Low blood pressure, also called hypotension, would seem to be something to strive for. However, for many people, low blood pressure can cause symptoms of dizziness and fainting. In severe cases, low blood pressure can be life-threatening.
Although blood pressure varies from person to person, a blood pressure reading of 90 millimeters of mercury (mm Hg) or less systolic blood pressure (the top number in a blood pressure reading) or 60 mm Hg or less diastolic blood pressure (the bottom number) is generally considered low blood pressure.
The causes of low blood pressure can range from dehydration to serious medical or surgical disorders. Low blood pressure is treatable, but it's important to find out what's causing your condition so that it can be properly treated.
Depending on the reason for your low blood pressure, you may be able to take certain steps to help reduce or even prevent symptoms. Some suggestions include:
Drink more water, less alcohol. Alcohol is dehydrating and can lower blood pressure, even if you drink in moderation. Water, on the other hand, combats dehydration and increases blood volume.
Follow a healthy diet.
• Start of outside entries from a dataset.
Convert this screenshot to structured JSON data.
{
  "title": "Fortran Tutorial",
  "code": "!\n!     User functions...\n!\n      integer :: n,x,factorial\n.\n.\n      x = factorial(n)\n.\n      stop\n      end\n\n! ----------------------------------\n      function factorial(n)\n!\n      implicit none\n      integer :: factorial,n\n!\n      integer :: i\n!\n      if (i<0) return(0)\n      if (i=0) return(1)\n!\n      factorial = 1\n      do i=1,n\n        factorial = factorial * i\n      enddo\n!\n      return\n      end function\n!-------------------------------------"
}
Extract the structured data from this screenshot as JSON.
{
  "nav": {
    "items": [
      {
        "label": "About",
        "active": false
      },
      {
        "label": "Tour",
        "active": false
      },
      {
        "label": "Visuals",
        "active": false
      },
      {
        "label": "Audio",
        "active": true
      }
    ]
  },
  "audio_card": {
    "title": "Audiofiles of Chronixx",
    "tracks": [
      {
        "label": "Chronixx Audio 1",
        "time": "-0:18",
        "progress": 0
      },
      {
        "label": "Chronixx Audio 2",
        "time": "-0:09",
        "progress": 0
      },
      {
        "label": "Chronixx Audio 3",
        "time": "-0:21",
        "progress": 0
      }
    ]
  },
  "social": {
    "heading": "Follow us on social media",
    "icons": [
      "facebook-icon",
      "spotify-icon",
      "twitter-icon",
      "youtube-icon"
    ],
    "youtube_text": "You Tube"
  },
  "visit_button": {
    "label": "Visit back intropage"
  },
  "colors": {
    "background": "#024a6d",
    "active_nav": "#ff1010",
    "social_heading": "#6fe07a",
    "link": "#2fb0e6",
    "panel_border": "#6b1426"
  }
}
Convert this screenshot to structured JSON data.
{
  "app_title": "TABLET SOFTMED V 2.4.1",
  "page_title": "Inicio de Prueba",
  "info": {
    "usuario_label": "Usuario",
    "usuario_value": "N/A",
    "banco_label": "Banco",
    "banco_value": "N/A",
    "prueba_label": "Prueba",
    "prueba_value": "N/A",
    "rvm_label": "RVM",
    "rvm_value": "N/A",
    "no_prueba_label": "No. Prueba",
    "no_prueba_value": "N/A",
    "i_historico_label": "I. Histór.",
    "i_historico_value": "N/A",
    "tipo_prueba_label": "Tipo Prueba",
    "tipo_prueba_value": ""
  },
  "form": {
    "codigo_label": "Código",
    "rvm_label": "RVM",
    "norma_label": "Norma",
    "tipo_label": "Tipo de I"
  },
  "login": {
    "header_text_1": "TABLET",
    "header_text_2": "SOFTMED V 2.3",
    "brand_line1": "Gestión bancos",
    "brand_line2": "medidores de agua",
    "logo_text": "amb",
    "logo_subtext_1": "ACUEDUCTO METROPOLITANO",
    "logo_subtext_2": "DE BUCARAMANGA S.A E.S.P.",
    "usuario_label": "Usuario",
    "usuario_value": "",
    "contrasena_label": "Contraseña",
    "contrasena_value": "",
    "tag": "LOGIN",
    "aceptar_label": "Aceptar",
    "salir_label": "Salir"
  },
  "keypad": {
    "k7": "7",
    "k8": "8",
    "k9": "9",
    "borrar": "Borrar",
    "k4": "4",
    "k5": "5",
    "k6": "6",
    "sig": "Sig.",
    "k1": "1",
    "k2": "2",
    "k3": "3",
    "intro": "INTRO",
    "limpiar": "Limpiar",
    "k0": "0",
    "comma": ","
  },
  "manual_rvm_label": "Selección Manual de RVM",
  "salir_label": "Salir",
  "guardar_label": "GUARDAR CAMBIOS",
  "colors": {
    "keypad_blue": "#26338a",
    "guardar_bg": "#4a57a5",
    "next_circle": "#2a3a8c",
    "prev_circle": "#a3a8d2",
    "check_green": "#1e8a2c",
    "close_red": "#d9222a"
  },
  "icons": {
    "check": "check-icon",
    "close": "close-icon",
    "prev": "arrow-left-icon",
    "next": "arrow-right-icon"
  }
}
Get all the nutrients you need for good health by focusing on a variety of foods, including whole grains, fruits, vegetables, and lean chicken and fish. If your doctor suggests using more salt but you don't like a lot of salt on your food, try using natural soy sauce or adding dry soup mixes to dips and dressings.
Go slowly when changing body positions. You may be able to reduce the dizziness and lightheadedness that occur with low blood pressure on standing by taking it easy when you move from a prone to a standing position. Before getting out of bed in the morning, breathe deeply for a few minutes and then slowly sit up before standing. Sleeping with the head of your bed slightly elevated also can help fight the effects of gravity. If you begin to get symptoms while standing, cross your thighs in a scissors fashion and squeeze, or put one foot on a ledge or chair and lean as far forward as possible. These maneuvers encourage blood to flow from your legs to your heart.
Eat small, low-carb meals. To help prevent blood pressure from dropping sharply after meals, eat small portions several times a day and limit high-carbohydrate foods such as potatoes, rice, pasta and bread. Your doctor also may recommend drinking caffeinated coffee or tea with meals to temporarily raise blood pressure. But because caffeine can cause other problems, check with your doctor before drinking more caffeinated
Low blood pressure (hypotension) can occur in anyone, though certain types of low blood pressure are more common depending on other factors including:
Age. Drops in blood pressure on standing or after eating occur primarily in adults older than 65. Orthostatic hypotension happens after standing up, while postprandial hypotension happens after eating a meal. Neurally mediated hypotension happens as a result of a miscommunication between the brain and heart. It primarily affects children and younger adults.
Medications. People who take certain medications, such as high blood pressure medications like alpha blockers, have a greater risk of low blood pressure.
Certain diseases. Parkinson's disease, diabetes and some heart conditions put you at a greater risk of developing low blood pressure